Program Spotlight: Sterling Correctional Facility’s Art Journal Program

We’ve asked libraries across Colorado to submit program they’ve run in the last year that they’re proud of and they want the rest of us to see and celebrate. Sharing stories in books is great… but what about our stories? The stories of the ways our libraries bring the community together, enrich the lives of our neighbors, and serve the people who live and work in our cities and towns.

An anonymous submitter put us in contact with the program designer and coordinator, Michelle Youngblood,  answered our call and we’re excited to let them tell you about Sterling Correctional Facility’s  Art Journal Program in their own words.


Library Name: Sterling Correctional Facility (SCF)

City/ Town: Sterling

Program Name: Art Journal Program

Date/ Date Range of Program: April 10, 2022

Intended Audience: Adults – Offenders (all adult age) who sign up in advance


The Art Journal Program at Sterling Correctional Facility was started from a personal journey and a little Zine activity found on the internet. I handed out the Zine instructions with paper when the facility was on lockdown, and it went over well so the art journaling idea was mentioned to offenders to see if the response to this journaling method would be popular enough to start the program. There was overwhelming response to the idea of art journaling, so the program was put together combining a classroom setting once a week with a self-paced, daily prompt schedule. There was no thought to seek out similar programs because the plan was already there in books and videos and all that was needed was to arrange the appropriate prompts into a structured itinerary. By appropriate, I mean that the prompts used could not use supplies and equipment that could not be brought into this facility.
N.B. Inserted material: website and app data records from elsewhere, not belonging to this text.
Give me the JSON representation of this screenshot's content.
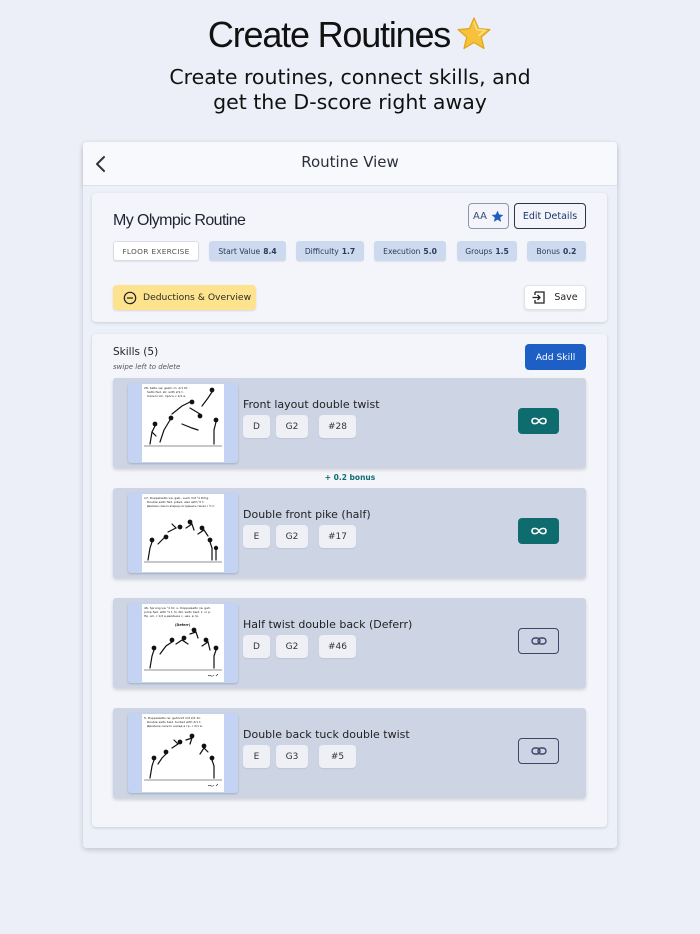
{
  "hero": {
    "title": "Create Routines",
    "subtitle_line1": "Create routines, connect skills, and",
    "subtitle_line2": "get the D-score right away",
    "title_icon": "star-emoji"
  },
  "topbar": {
    "title": "Routine View",
    "back_icon": "chevron-left-icon"
  },
  "routine": {
    "name": "My Olympic Routine",
    "aa_label": "AA",
    "edit_label": "Edit Details",
    "event": "FLOOR EXERCISE",
    "stats": [
      {
        "label": "Start Value",
        "value": "8.4"
      },
      {
        "label": "Difficulty",
        "value": "1.7"
      },
      {
        "label": "Execution",
        "value": "5.0"
      },
      {
        "label": "Groups",
        "value": "1.5"
      },
      {
        "label": "Bonus",
        "value": "0.2"
      }
    ],
    "deductions_label": "Deductions & Overview",
    "save_label": "Save"
  },
  "skills": {
    "title": "Skills (5)",
    "hint": "swipe left to delete",
    "add_label": "Add Skill",
    "bonus_text": "+ 0.2 bonus",
    "items": [
      {
        "name": "Front layout double twist",
        "value": "D",
        "group": "G2",
        "number": "#28",
        "connected": true,
        "caption": [
          "28. Salto vw. gestr. m. 2/1 Dr.",
          "Salto fwd. str. with 2/1 t.",
          "Сальто вп. прогн.с 2/1 в."
        ]
      },
      {
        "name": "Double front pike (half)",
        "value": "E",
        "group": "G2",
        "number": "#17",
        "connected": true,
        "caption": [
          "17. Doppelsalto vw. geb., auch mit ½ Drhg.",
          "Double salto fwd. piked, also with ½ t.",
          "Двойное сальто вперед согнувшись также с ½ п."
        ]
      },
      {
        "name": "Half twist double back (Deferr)",
        "value": "D",
        "group": "G2",
        "number": "#46",
        "connected": false,
        "caption": [
          "46. Sprung vw. ½ Dr. u. Doppelsalto rw. geh.",
          "Jump fwd. with ½ t. to dbl. salto bwd. t. or p.",
          "Пр. вп. с 1/2 в.двойное с. нaз. в гр."
        ],
        "label": "(Deferr)"
      },
      {
        "name": "Double back tuck double twist",
        "value": "E",
        "group": "G3",
        "number": "#5",
        "connected": false,
        "caption": [
          "5. Doppelsalto rw. gehockt mit 2/1 Dr.",
          "Double salto bwd. tucked with 2/1 t.",
          "Двойное сальто назад в гр. с 2/1 в."
        ]
      }
    ]
  },
  "colors": {
    "accent": "#1d5fc4",
    "teal": "#0e6b6e",
    "chip": "#cdd9ee",
    "deductions": "#fde38d",
    "background": "#eceff8"
  }
}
To promote the program, there was a sign-up sheet posted in the library for 2 weeks with dates and times of the classroom portion of the program. This was a 6-week program so participants were asked to make as many of the 5 classroom sessions as possible.

What partners (if any) did you work with in developing or implementing this program?

I would like to emphasize the importance of having good help and there were 2 Library Clerks that were phenomenal in their assistance in preparing for and cleaning up the classroom sessions.

What about this program did you find successful? How did you measure the success of this program?

The offenders had a good time and when scheduling became difficult because of our building being shut down at times, they were encouraged to come in any time it was open to finish their art journals, which they did. From the responses of the participants, it was a successful, creative program.


Michelle has permitted us to share their contact information so that anyone interested in reaching out to them about their program can do so. It is an incredibly generous offer of which you are invited to avail yourself if you’re inspired by their work and want to celebrate them or if you have questions about ways you can follow their lead.

To reach Michelle Youngblood email them at

Resources shared in this post include:


Colorado State Library (and the readers of this point as well, no doubt) understands how time consuming, emotionally draining, costly (in so many ways), and challenging it can be to run a program or project. Sometimes they fail gloriously… sometimes they fail with barely a whisper. It can be hard to recover from that. You’ve worked so hard!… and it just didn’t work out. Be gentle with yourself. Self-reflect. Pick up the pieces. And then get to the next thing. It’ll be worth it.

For all those other times, be sure to celebrate. Brag about it! Feel good about yourself, the team that collaborated on your work, and the community members who participated with it. Celebrate your hard work and the value that you contribute to your community.

Tell us the story of your program just like this library did here. Submit your library’s program for a Program Spotlight featured here and shared as far as Colorado State Library news reaches.

Cristy Moran